• _DATA PROVIDED_
======

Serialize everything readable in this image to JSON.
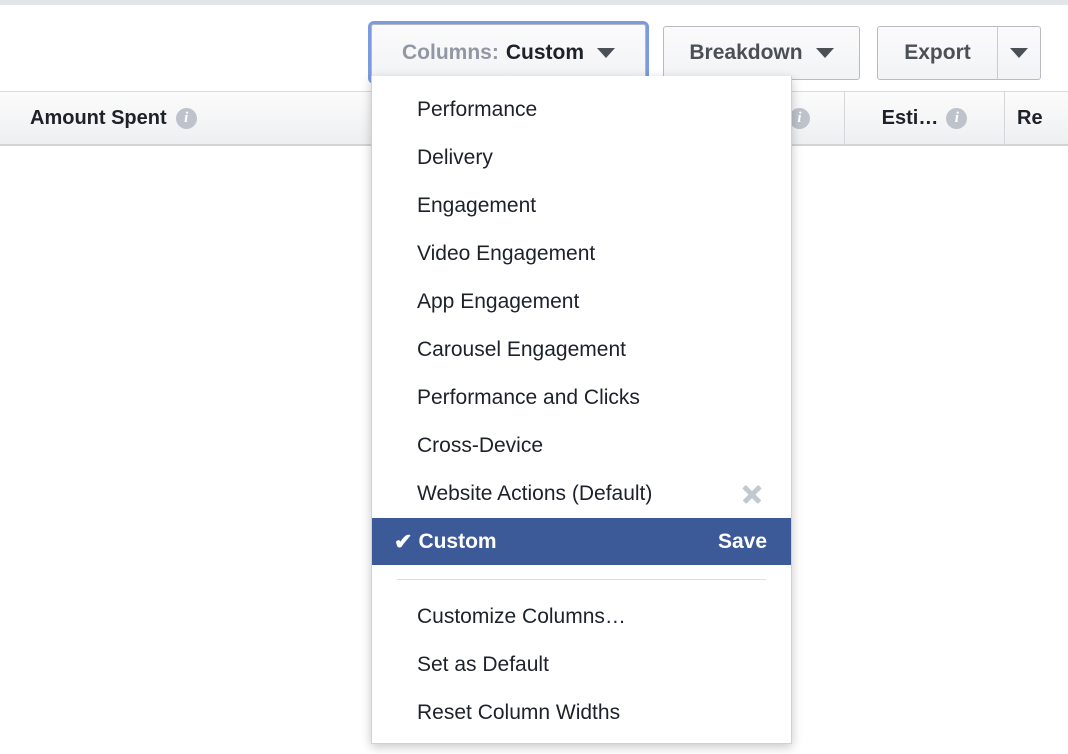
{
  "toolbar": {
    "columns_button": {
      "prefix": "Columns:",
      "value": "Custom",
      "caret_icon": "chevron-down-icon"
    },
    "breakdown_button": {
      "label": "Breakdown",
      "caret_icon": "chevron-down-icon"
    },
    "export_button": {
      "label": "Export",
      "caret_icon": "chevron-down-icon"
    }
  },
  "table_header": {
    "columns": [
      {
        "label": "Amount Spent",
        "info_icon": "info-icon"
      },
      {
        "label": "Esti…",
        "info_icon": "info-icon"
      },
      {
        "label": "Re",
        "info_icon": ""
      }
    ]
  },
  "columns_menu": {
    "presets": [
      {
        "label": "Performance",
        "removable": false,
        "selected": false
      },
      {
        "label": "Delivery",
        "removable": false,
        "selected": false
      },
      {
        "label": "Engagement",
        "removable": false,
        "selected": false
      },
      {
        "label": "Video Engagement",
        "removable": false,
        "selected": false
      },
      {
        "label": "App Engagement",
        "removable": false,
        "selected": false
      },
      {
        "label": "Carousel Engagement",
        "removable": false,
        "selected": false
      },
      {
        "label": "Performance and Clicks",
        "removable": false,
        "selected": false
      },
      {
        "label": "Cross-Device",
        "removable": false,
        "selected": false
      },
      {
        "label": "Website Actions (Default)",
        "removable": true,
        "selected": false
      }
    ],
    "selected_item": {
      "label": "Custom",
      "check_glyph": "✔",
      "save_label": "Save"
    },
    "actions": [
      {
        "label": "Customize Columns…"
      },
      {
        "label": "Set as Default"
      },
      {
        "label": "Reset Column Widths"
      }
    ]
  },
  "colors": {
    "selection_blue": "#3d5a98",
    "focus_ring_blue": "#6588d9",
    "info_icon_grey": "#bec3cb",
    "text_dark": "#1d2129",
    "text_muted": "#9197a3"
  }
}
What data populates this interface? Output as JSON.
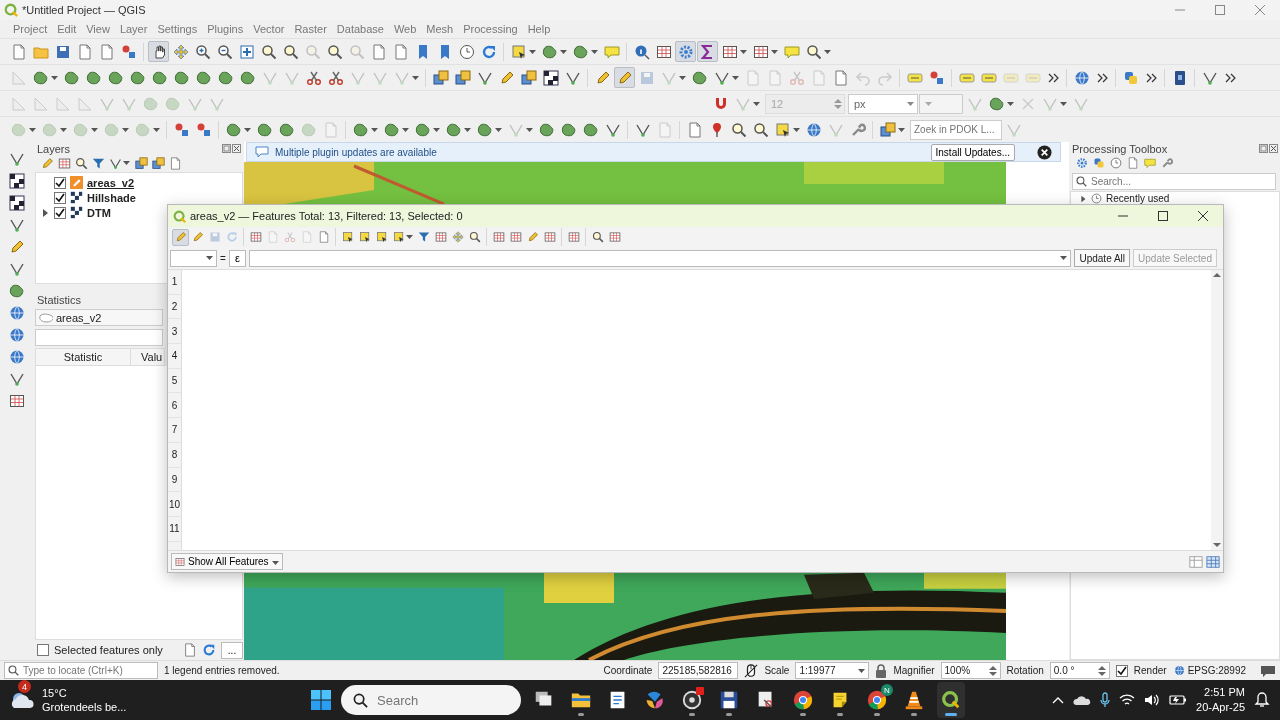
{
  "window": {
    "title": "*Untitled Project — QGIS"
  },
  "menu": [
    "Project",
    "Edit",
    "View",
    "Layer",
    "Settings",
    "Plugins",
    "Vector",
    "Raster",
    "Database",
    "Web",
    "Mesh",
    "Processing",
    "Help"
  ],
  "toolbars": [
    {
      "tools": [
        {
          "on": false,
          "disabled": false
        },
        {
          "on": false,
          "disabled": false
        },
        {
          "on": false,
          "disabled": false
        },
        {
          "on": false,
          "disabled": false
        },
        {
          "on": false,
          "disabled": false
        },
        {
          "on": false,
          "disabled": false
        },
        {
          "on": true,
          "disabled": false
        },
        {
          "on": false,
          "disabled": false
        },
        {
          "on": false,
          "disabled": false
        },
        {
          "on": false,
          "disabled": false
        },
        {
          "on": false,
          "disabled": false
        },
        {
          "on": false,
          "disabled": false
        },
        {
          "on": false,
          "disabled": false
        },
        {
          "on": false,
          "disabled": true
        },
        {
          "on": false,
          "disabled": false
        },
        {
          "on": false,
          "disabled": true
        },
        {
          "on": false,
          "disabled": false
        },
        {
          "on": false,
          "disabled": false
        },
        {
          "on": false,
          "disabled": false
        },
        {
          "on": false,
          "disabled": false
        },
        {
          "on": false,
          "disabled": false
        },
        {
          "on": false,
          "disabled": false
        },
        {
          "on": false,
          "disabled": false
        },
        {
          "on": false,
          "disabled": false
        },
        {
          "on": false,
          "disabled": false
        },
        {
          "on": false,
          "disabled": false
        },
        {
          "on": false,
          "disabled": false
        },
        {
          "on": false,
          "disabled": false
        },
        {
          "on": true,
          "disabled": false
        },
        {
          "on": true,
          "disabled": false
        },
        {
          "on": false,
          "disabled": false
        },
        {
          "on": false,
          "disabled": false
        },
        {
          "on": false,
          "disabled": false
        },
        {
          "on": false,
          "disabled": false
        }
      ]
    },
    {
      "tools": [
        {
          "on": false,
          "disabled": true
        },
        {
          "on": false,
          "disabled": false
        },
        {
          "on": false,
          "disabled": false
        },
        {
          "on": false,
          "disabled": false
        },
        {
          "on": false,
          "disabled": false
        },
        {
          "on": false,
          "disabled": false
        },
        {
          "on": false,
          "disabled": false
        },
        {
          "on": false,
          "disabled": false
        },
        {
          "on": false,
          "disabled": false
        },
        {
          "on": false,
          "disabled": false
        },
        {
          "on": false,
          "disabled": false
        },
        {
          "on": false,
          "disabled": true
        },
        {
          "on": false,
          "disabled": true
        },
        {
          "on": false,
          "disabled": false
        },
        {
          "on": false,
          "disabled": false
        },
        {
          "on": false,
          "disabled": true
        },
        {
          "on": false,
          "disabled": true
        },
        {
          "on": false,
          "disabled": true
        },
        {
          "on": false,
          "disabled": false
        },
        {
          "on": false,
          "disabled": false
        },
        {
          "on": false,
          "disabled": false
        },
        {
          "on": false,
          "disabled": false
        },
        {
          "on": false,
          "disabled": false
        },
        {
          "on": false,
          "disabled": false
        },
        {
          "on": false,
          "disabled": false
        },
        {
          "on": false,
          "disabled": false
        },
        {
          "on": true,
          "disabled": false
        },
        {
          "on": false,
          "disabled": true
        },
        {
          "on": false,
          "disabled": true
        },
        {
          "on": false,
          "disabled": false
        },
        {
          "on": false,
          "disabled": false
        },
        {
          "on": false,
          "disabled": true
        },
        {
          "on": false,
          "disabled": true
        },
        {
          "on": false,
          "disabled": true
        },
        {
          "on": false,
          "disabled": true
        },
        {
          "on": false,
          "disabled": false
        },
        {
          "on": false,
          "disabled": true
        },
        {
          "on": false,
          "disabled": true
        },
        {
          "on": false,
          "disabled": false
        },
        {
          "on": false,
          "disabled": false
        },
        {
          "on": false,
          "disabled": false
        },
        {
          "on": false,
          "disabled": false
        },
        {
          "on": false,
          "disabled": true
        },
        {
          "on": false,
          "disabled": true
        },
        {
          "on": false,
          "disabled": false
        },
        {
          "on": false,
          "disabled": false
        },
        {
          "on": false,
          "disabled": false
        },
        {
          "on": false,
          "disabled": false
        }
      ]
    },
    {
      "tools": [
        {
          "on": false,
          "disabled": true
        },
        {
          "on": false,
          "disabled": true
        },
        {
          "on": false,
          "disabled": true
        },
        {
          "on": false,
          "disabled": true
        },
        {
          "on": false,
          "disabled": true
        },
        {
          "on": false,
          "disabled": true
        },
        {
          "on": false,
          "disabled": true
        },
        {
          "on": false,
          "disabled": true
        },
        {
          "on": false,
          "disabled": true
        },
        {
          "on": false,
          "disabled": true
        },
        {
          "on": false,
          "disabled": false
        },
        {
          "on": false,
          "disabled": true
        },
        {
          "on": false,
          "disabled": true
        },
        {
          "on": false,
          "disabled": false
        },
        {
          "on": false,
          "disabled": true
        },
        {
          "on": false,
          "disabled": true
        },
        {
          "on": false,
          "disabled": true
        }
      ]
    },
    {
      "tools": [
        {
          "on": false,
          "disabled": true
        },
        {
          "on": false,
          "disabled": true
        },
        {
          "on": false,
          "disabled": true
        },
        {
          "on": false,
          "disabled": true
        },
        {
          "on": false,
          "disabled": true
        },
        {
          "on": false,
          "disabled": false
        },
        {
          "on": false,
          "disabled": false
        },
        {
          "on": false,
          "disabled": false
        },
        {
          "on": false,
          "disabled": false
        },
        {
          "on": false,
          "disabled": false
        },
        {
          "on": false,
          "disabled": true
        },
        {
          "on": false,
          "disabled": true
        },
        {
          "on": false,
          "disabled": false
        },
        {
          "on": false,
          "disabled": false
        },
        {
          "on": false,
          "disabled": false
        },
        {
          "on": false,
          "disabled": false
        },
        {
          "on": false,
          "disabled": false
        },
        {
          "on": false,
          "disabled": true
        },
        {
          "on": false,
          "disabled": false
        },
        {
          "on": false,
          "disabled": false
        },
        {
          "on": false,
          "disabled": false
        },
        {
          "on": false,
          "disabled": false
        },
        {
          "on": false,
          "disabled": false
        },
        {
          "on": false,
          "disabled": true
        },
        {
          "on": false,
          "disabled": false
        },
        {
          "on": false,
          "disabled": false
        },
        {
          "on": false,
          "disabled": false
        },
        {
          "on": false,
          "disabled": false
        },
        {
          "on": false,
          "disabled": false
        },
        {
          "on": false,
          "disabled": false
        },
        {
          "on": false,
          "disabled": true
        },
        {
          "on": false,
          "disabled": false
        },
        {
          "on": false,
          "disabled": false
        },
        {
          "on": false,
          "disabled": true
        }
      ]
    }
  ],
  "snapping": {
    "tolerance": "12",
    "tolerance_disabled": true,
    "unit": "px"
  },
  "pdok_search": {
    "placeholder": "Zoek in PDOK L..."
  },
  "layers_panel": {
    "title": "Layers",
    "layers": [
      {
        "name": "areas_v2",
        "kind": "vector",
        "checked": true,
        "editing": true,
        "collapsible": false
      },
      {
        "name": "Hillshade",
        "kind": "raster",
        "checked": true,
        "editing": false,
        "collapsible": false
      },
      {
        "name": "DTM",
        "kind": "raster",
        "checked": true,
        "editing": false,
        "collapsible": true
      }
    ]
  },
  "statistics_panel": {
    "title": "Statistics",
    "layer": "areas_v2",
    "columns": [
      "Statistic",
      "Valu"
    ],
    "selected_only": {
      "label": "Selected features only",
      "checked": false
    },
    "more_button": "..."
  },
  "message_bar": {
    "text": "Multiple plugin updates are available",
    "button": "Install Updates..."
  },
  "processing_toolbox": {
    "title": "Processing Toolbox",
    "search_placeholder": "Search...",
    "items": [
      {
        "label": "Recently used"
      }
    ]
  },
  "attribute_table": {
    "title": "areas_v2 — Features Total: 13, Filtered: 13, Selected: 0",
    "tools": [
      {
        "on": true,
        "disabled": false
      },
      {
        "on": false,
        "disabled": false
      },
      {
        "on": false,
        "disabled": true
      },
      {
        "on": false,
        "disabled": true
      },
      {
        "on": false,
        "disabled": false
      },
      {
        "on": false,
        "disabled": true
      },
      {
        "on": false,
        "disabled": true
      },
      {
        "on": false,
        "disabled": true
      },
      {
        "on": false,
        "disabled": false
      },
      {
        "on": false,
        "disabled": false
      },
      {
        "on": false,
        "disabled": false
      },
      {
        "on": false,
        "disabled": false
      },
      {
        "on": false,
        "disabled": false
      },
      {
        "on": false,
        "disabled": false
      },
      {
        "on": false,
        "disabled": false
      },
      {
        "on": false,
        "disabled": false
      },
      {
        "on": false,
        "disabled": false
      },
      {
        "on": false,
        "disabled": false
      },
      {
        "on": false,
        "disabled": false
      },
      {
        "on": false,
        "disabled": false
      },
      {
        "on": false,
        "disabled": false
      },
      {
        "on": false,
        "disabled": false
      },
      {
        "on": false,
        "disabled": false
      },
      {
        "on": false,
        "disabled": false
      }
    ],
    "equals": "=",
    "expression_button": "ε",
    "update_all": {
      "label": "Update All",
      "disabled": false
    },
    "update_selected": {
      "label": "Update Selected",
      "disabled": true
    },
    "row_numbers": [
      "1",
      "2",
      "3",
      "4",
      "5",
      "6",
      "7",
      "8",
      "9",
      "10",
      "11"
    ],
    "filter_button": "Show All Features"
  },
  "status_bar": {
    "locate_placeholder": "Type to locate (Ctrl+K)",
    "message": "1 legend entries removed.",
    "coordinate_label": "Coordinate",
    "coordinate": "225185,582816",
    "scale_label": "Scale",
    "scale": "1:19977",
    "magnifier_label": "Magnifier",
    "magnifier": "100%",
    "rotation_label": "Rotation",
    "rotation": "0.0 °",
    "render": {
      "label": "Render",
      "checked": true
    },
    "crs": "EPSG:28992"
  },
  "taskbar": {
    "weather": {
      "badge": "4",
      "temperature": "15°C",
      "condition": "Grotendeels be..."
    },
    "search_placeholder": "Search",
    "apps": [
      {
        "running": false,
        "active": false,
        "alert": false
      },
      {
        "running": true,
        "active": false,
        "alert": false
      },
      {
        "running": false,
        "active": false,
        "alert": false
      },
      {
        "running": false,
        "active": false,
        "alert": false
      },
      {
        "running": true,
        "active": false,
        "alert": true
      },
      {
        "running": true,
        "active": false,
        "alert": false
      },
      {
        "running": false,
        "active": false,
        "alert": false
      },
      {
        "running": true,
        "active": false,
        "alert": false
      },
      {
        "running": true,
        "active": false,
        "alert": false
      },
      {
        "running": true,
        "active": false,
        "alert": false,
        "badge": "N"
      },
      {
        "running": true,
        "active": false,
        "alert": false
      },
      {
        "running": true,
        "active": true,
        "alert": false
      }
    ],
    "clock": {
      "time": "2:51 PM",
      "date": "20-Apr-25"
    }
  }
}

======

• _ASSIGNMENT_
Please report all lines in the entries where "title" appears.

• _RESPONSE BOX_
    "title": "*Untitled Project — QGIS"
    "title": "Layers",
    "title": "Statistics",
    "title": "Processing Toolbox",
    "title": "areas_v2 — Features Total: 13, Filtered: 13, Selected: 0",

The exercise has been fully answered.